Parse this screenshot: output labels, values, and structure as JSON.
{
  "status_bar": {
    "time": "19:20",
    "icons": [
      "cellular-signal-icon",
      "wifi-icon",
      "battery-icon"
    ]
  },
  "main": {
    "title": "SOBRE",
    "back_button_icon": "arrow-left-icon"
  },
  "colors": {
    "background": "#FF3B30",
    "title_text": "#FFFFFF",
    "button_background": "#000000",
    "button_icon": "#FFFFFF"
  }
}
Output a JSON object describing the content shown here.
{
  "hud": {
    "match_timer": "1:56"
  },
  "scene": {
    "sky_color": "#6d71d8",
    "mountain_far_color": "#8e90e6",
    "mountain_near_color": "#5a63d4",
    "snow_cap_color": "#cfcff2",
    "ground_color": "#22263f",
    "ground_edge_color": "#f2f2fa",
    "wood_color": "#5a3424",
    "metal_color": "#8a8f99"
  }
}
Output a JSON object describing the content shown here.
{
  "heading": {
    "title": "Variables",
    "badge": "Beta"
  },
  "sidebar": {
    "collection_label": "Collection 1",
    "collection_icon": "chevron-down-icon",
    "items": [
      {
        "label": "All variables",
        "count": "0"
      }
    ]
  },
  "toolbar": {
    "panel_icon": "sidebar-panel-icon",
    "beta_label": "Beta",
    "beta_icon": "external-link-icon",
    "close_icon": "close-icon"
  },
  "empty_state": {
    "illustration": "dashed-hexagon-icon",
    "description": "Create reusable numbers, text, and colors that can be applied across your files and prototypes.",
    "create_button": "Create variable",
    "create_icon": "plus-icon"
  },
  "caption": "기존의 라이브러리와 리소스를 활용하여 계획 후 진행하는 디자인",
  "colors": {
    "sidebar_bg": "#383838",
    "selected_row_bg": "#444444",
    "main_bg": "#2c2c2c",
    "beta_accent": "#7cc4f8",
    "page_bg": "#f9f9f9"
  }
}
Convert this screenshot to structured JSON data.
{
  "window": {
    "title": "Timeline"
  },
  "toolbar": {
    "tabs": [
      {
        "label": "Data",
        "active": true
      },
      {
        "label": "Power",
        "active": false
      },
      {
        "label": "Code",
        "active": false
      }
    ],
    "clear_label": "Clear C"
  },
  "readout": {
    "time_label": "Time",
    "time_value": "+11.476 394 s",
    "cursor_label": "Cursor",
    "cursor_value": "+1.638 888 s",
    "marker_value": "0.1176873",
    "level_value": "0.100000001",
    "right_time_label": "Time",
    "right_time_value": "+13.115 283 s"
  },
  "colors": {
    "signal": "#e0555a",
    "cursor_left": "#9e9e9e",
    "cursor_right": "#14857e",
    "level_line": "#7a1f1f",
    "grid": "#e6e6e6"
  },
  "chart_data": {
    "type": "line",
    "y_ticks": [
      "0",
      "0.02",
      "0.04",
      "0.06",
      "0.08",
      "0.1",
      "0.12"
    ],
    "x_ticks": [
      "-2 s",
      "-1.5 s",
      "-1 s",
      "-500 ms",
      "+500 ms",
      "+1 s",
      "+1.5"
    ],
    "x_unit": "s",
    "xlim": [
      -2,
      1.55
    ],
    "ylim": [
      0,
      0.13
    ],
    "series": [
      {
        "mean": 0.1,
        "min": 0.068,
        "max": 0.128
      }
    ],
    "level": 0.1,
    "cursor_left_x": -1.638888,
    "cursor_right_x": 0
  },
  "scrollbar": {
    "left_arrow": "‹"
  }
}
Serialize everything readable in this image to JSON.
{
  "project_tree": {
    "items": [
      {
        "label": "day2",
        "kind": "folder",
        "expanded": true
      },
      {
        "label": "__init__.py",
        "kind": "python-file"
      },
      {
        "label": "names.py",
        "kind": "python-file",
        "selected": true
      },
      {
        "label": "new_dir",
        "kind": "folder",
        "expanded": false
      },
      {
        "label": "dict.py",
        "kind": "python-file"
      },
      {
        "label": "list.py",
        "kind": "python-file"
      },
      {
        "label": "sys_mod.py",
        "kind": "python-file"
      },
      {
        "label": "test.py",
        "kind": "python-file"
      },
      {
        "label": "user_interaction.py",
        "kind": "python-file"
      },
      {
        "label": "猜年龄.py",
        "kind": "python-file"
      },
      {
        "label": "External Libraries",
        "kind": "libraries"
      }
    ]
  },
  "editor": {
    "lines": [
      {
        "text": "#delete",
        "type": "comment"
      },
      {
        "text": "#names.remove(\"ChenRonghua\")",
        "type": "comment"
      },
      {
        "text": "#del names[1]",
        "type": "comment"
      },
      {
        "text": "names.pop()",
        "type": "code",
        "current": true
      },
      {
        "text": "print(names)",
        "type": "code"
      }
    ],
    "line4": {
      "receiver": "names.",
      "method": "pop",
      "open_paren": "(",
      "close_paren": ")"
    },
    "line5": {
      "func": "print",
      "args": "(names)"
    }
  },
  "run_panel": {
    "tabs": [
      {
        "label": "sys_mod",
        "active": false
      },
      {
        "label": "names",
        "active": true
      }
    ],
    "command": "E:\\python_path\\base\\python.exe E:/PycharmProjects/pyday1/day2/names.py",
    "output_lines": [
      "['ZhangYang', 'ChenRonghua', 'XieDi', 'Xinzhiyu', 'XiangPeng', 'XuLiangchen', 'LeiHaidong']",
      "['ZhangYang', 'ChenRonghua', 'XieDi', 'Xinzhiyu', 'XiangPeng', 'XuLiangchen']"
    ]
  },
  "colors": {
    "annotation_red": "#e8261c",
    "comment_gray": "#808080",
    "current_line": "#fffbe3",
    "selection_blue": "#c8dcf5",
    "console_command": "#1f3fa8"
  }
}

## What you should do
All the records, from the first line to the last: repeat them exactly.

## Result of the task
Parse this screenshot: output labels, values, and structure as JSON.
{
  "status_bar": {
    "time": "19:20",
    "icons": [
      "cellular-signal-icon",
      "wifi-icon",
      "battery-icon"
    ]
  },
  "main": {
    "title": "SOBRE",
    "back_button_icon": "arrow-left-icon"
  },
  "colors": {
    "background": "#FF3B30",
    "title_text": "#FFFFFF",
    "button_background": "#000000",
    "button_icon": "#FFFFFF"
  }
}
Output a JSON object describing the content shown here.
{
  "hud": {
    "match_timer": "1:56"
  },
  "scene": {
    "sky_color": "#6d71d8",
    "mountain_far_color": "#8e90e6",
    "mountain_near_color": "#5a63d4",
    "snow_cap_color": "#cfcff2",
    "ground_color": "#22263f",
    "ground_edge_color": "#f2f2fa",
    "wood_color": "#5a3424",
    "metal_color": "#8a8f99"
  }
}
Output a JSON object describing the content shown here.
{
  "heading": {
    "title": "Variables",
    "badge": "Beta"
  },
  "sidebar": {
    "collection_label": "Collection 1",
    "collection_icon": "chevron-down-icon",
    "items": [
      {
        "label": "All variables",
        "count": "0"
      }
    ]
  },
  "toolbar": {
    "panel_icon": "sidebar-panel-icon",
    "beta_label": "Beta",
    "beta_icon": "external-link-icon",
    "close_icon": "close-icon"
  },
  "empty_state": {
    "illustration": "dashed-hexagon-icon",
    "description": "Create reusable numbers, text, and colors that can be applied across your files and prototypes.",
    "create_button": "Create variable",
    "create_icon": "plus-icon"
  },
  "caption": "기존의 라이브러리와 리소스를 활용하여 계획 후 진행하는 디자인",
  "colors": {
    "sidebar_bg": "#383838",
    "selected_row_bg": "#444444",
    "main_bg": "#2c2c2c",
    "beta_accent": "#7cc4f8",
    "page_bg": "#f9f9f9"
  }
}
Convert this screenshot to structured JSON data.
{
  "window": {
    "title": "Timeline"
  },
  "toolbar": {
    "tabs": [
      {
        "label": "Data",
        "active": true
      },
      {
        "label": "Power",
        "active": false
      },
      {
        "label": "Code",
        "active": false
      }
    ],
    "clear_label": "Clear C"
  },
  "readout": {
    "time_label": "Time",
    "time_value": "+11.476 394 s",
    "cursor_label": "Cursor",
    "cursor_value": "+1.638 888 s",
    "marker_value": "0.1176873",
    "level_value": "0.100000001",
    "right_time_label": "Time",
    "right_time_value": "+13.115 283 s"
  },
  "colors": {
    "signal": "#e0555a",
    "cursor_left": "#9e9e9e",
    "cursor_right": "#14857e",
    "level_line": "#7a1f1f",
    "grid": "#e6e6e6"
  },
  "chart_data": {
    "type": "line",
    "y_ticks": [
      "0",
      "0.02",
      "0.04",
      "0.06",
      "0.08",
      "0.1",
      "0.12"
    ],
    "x_ticks": [
      "-2 s",
      "-1.5 s",
      "-1 s",
      "-500 ms",
      "+500 ms",
      "+1 s",
      "+1.5"
    ],
    "x_unit": "s",
    "xlim": [
      -2,
      1.55
    ],
    "ylim": [
      0,
      0.13
    ],
    "series": [
      {
        "mean": 0.1,
        "min": 0.068,
        "max": 0.128
      }
    ],
    "level": 0.1,
    "cursor_left_x": -1.638888,
    "cursor_right_x": 0
  },
  "scrollbar": {
    "left_arrow": "‹"
  }
}
Serialize everything readable in this image to JSON.
{
  "project_tree": {
    "items": [
      {
        "label": "day2",
        "kind": "folder",
        "expanded": true
      },
      {
        "label": "__init__.py",
        "kind": "python-file"
      },
      {
        "label": "names.py",
        "kind": "python-file",
        "selected": true
      },
      {
        "label": "new_dir",
        "kind": "folder",
        "expanded": false
      },
      {
        "label": "dict.py",
        "kind": "python-file"
      },
      {
        "label": "list.py",
        "kind": "python-file"
      },
      {
        "label": "sys_mod.py",
        "kind": "python-file"
      },
      {
        "label": "test.py",
        "kind": "python-file"
      },
      {
        "label": "user_interaction.py",
        "kind": "python-file"
      },
      {
        "label": "猜年龄.py",
        "kind": "python-file"
      },
      {
        "label": "External Libraries",
        "kind": "libraries"
      }
    ]
  },
  "editor": {
    "lines": [
      {
        "text": "#delete",
        "type": "comment"
      },
      {
        "text": "#names.remove(\"ChenRonghua\")",
        "type": "comment"
      },
      {
        "text": "#del names[1]",
        "type": "comment"
      },
      {
        "text": "names.pop()",
        "type": "code",
        "current": true
      },
      {
        "text": "print(names)",
        "type": "code"
      }
    ],
    "line4": {
      "receiver": "names.",
      "method": "pop",
      "open_paren": "(",
      "close_paren": ")"
    },
    "line5": {
      "func": "print",
      "args": "(names)"
    }
  },
  "run_panel": {
    "tabs": [
      {
        "label": "sys_mod",
        "active": false
      },
      {
        "label": "names",
        "active": true
      }
    ],
    "command": "E:\\python_path\\base\\python.exe E:/PycharmProjects/pyday1/day2/names.py",
    "output_lines": [
      "['ZhangYang', 'ChenRonghua', 'XieDi', 'Xinzhiyu', 'XiangPeng', 'XuLiangchen', 'LeiHaidong']",
      "['ZhangYang', 'ChenRonghua', 'XieDi', 'Xinzhiyu', 'XiangPeng', 'XuLiangchen']"
    ]
  },
  "colors": {
    "annotation_red": "#e8261c",
    "comment_gray": "#808080",
    "current_line": "#fffbe3",
    "selection_blue": "#c8dcf5",
    "console_command": "#1f3fa8"
  }
}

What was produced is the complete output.